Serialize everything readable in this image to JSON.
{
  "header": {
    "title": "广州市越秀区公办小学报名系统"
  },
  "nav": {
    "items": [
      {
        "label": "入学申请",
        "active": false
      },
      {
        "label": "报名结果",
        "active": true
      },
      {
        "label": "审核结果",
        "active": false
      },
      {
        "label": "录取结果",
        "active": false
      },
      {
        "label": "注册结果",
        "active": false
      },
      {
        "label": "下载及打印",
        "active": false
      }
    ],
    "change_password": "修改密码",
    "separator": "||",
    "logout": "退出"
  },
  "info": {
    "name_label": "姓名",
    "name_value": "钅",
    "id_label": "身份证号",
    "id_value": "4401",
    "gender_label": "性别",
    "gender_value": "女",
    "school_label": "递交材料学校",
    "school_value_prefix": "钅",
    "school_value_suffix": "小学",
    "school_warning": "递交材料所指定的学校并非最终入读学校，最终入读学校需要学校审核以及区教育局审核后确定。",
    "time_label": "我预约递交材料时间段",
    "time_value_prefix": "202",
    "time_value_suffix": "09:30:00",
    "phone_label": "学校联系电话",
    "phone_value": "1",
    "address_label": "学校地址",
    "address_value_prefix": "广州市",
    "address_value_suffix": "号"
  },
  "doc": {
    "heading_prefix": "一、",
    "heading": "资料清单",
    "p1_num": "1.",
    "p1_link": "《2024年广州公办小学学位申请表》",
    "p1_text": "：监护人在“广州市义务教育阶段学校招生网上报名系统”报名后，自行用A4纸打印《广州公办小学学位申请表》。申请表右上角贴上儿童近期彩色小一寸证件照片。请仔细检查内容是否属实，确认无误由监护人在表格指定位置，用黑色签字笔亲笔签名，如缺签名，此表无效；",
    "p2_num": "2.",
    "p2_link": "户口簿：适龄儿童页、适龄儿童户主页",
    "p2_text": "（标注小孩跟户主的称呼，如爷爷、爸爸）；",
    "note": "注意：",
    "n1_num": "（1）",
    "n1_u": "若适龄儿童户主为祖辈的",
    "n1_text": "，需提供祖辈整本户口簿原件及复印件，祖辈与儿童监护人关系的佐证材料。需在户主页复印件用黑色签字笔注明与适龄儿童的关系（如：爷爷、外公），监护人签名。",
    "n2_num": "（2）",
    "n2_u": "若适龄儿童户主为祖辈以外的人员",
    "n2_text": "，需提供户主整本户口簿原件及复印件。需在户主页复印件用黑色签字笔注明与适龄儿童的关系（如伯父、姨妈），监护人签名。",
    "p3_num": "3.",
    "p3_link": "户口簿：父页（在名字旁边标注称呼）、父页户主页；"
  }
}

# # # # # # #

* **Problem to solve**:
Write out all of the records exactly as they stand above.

* **Solution to this exercise**:
Serialize everything readable in this image to JSON.
{
  "header": {
    "title": "广州市越秀区公办小学报名系统"
  },
  "nav": {
    "items": [
      {
        "label": "入学申请",
        "active": false
      },
      {
        "label": "报名结果",
        "active": true
      },
      {
        "label": "审核结果",
        "active": false
      },
      {
        "label": "录取结果",
        "active": false
      },
      {
        "label": "注册结果",
        "active": false
      },
      {
        "label": "下载及打印",
        "active": false
      }
    ],
    "change_password": "修改密码",
    "separator": "||",
    "logout": "退出"
  },
  "info": {
    "name_label": "姓名",
    "name_value": "钅",
    "id_label": "身份证号",
    "id_value": "4401",
    "gender_label": "性别",
    "gender_value": "女",
    "school_label": "递交材料学校",
    "school_value_prefix": "钅",
    "school_value_suffix": "小学",
    "school_warning": "递交材料所指定的学校并非最终入读学校，最终入读学校需要学校审核以及区教育局审核后确定。",
    "time_label": "我预约递交材料时间段",
    "time_value_prefix": "202",
    "time_value_suffix": "09:30:00",
    "phone_label": "学校联系电话",
    "phone_value": "1",
    "address_label": "学校地址",
    "address_value_prefix": "广州市",
    "address_value_suffix": "号"
  },
  "doc": {
    "heading_prefix": "一、",
    "heading": "资料清单",
    "p1_num": "1.",
    "p1_link": "《2024年广州公办小学学位申请表》",
    "p1_text": "：监护人在“广州市义务教育阶段学校招生网上报名系统”报名后，自行用A4纸打印《广州公办小学学位申请表》。申请表右上角贴上儿童近期彩色小一寸证件照片。请仔细检查内容是否属实，确认无误由监护人在表格指定位置，用黑色签字笔亲笔签名，如缺签名，此表无效；",
    "p2_num": "2.",
    "p2_link": "户口簿：适龄儿童页、适龄儿童户主页",
    "p2_text": "（标注小孩跟户主的称呼，如爷爷、爸爸）；",
    "note": "注意：",
    "n1_num": "（1）",
    "n1_u": "若适龄儿童户主为祖辈的",
    "n1_text": "，需提供祖辈整本户口簿原件及复印件，祖辈与儿童监护人关系的佐证材料。需在户主页复印件用黑色签字笔注明与适龄儿童的关系（如：爷爷、外公），监护人签名。",
    "n2_num": "（2）",
    "n2_u": "若适龄儿童户主为祖辈以外的人员",
    "n2_text": "，需提供户主整本户口簿原件及复印件。需在户主页复印件用黑色签字笔注明与适龄儿童的关系（如伯父、姨妈），监护人签名。",
    "p3_num": "3.",
    "p3_link": "户口簿：父页（在名字旁边标注称呼）、父页户主页；"
  }
}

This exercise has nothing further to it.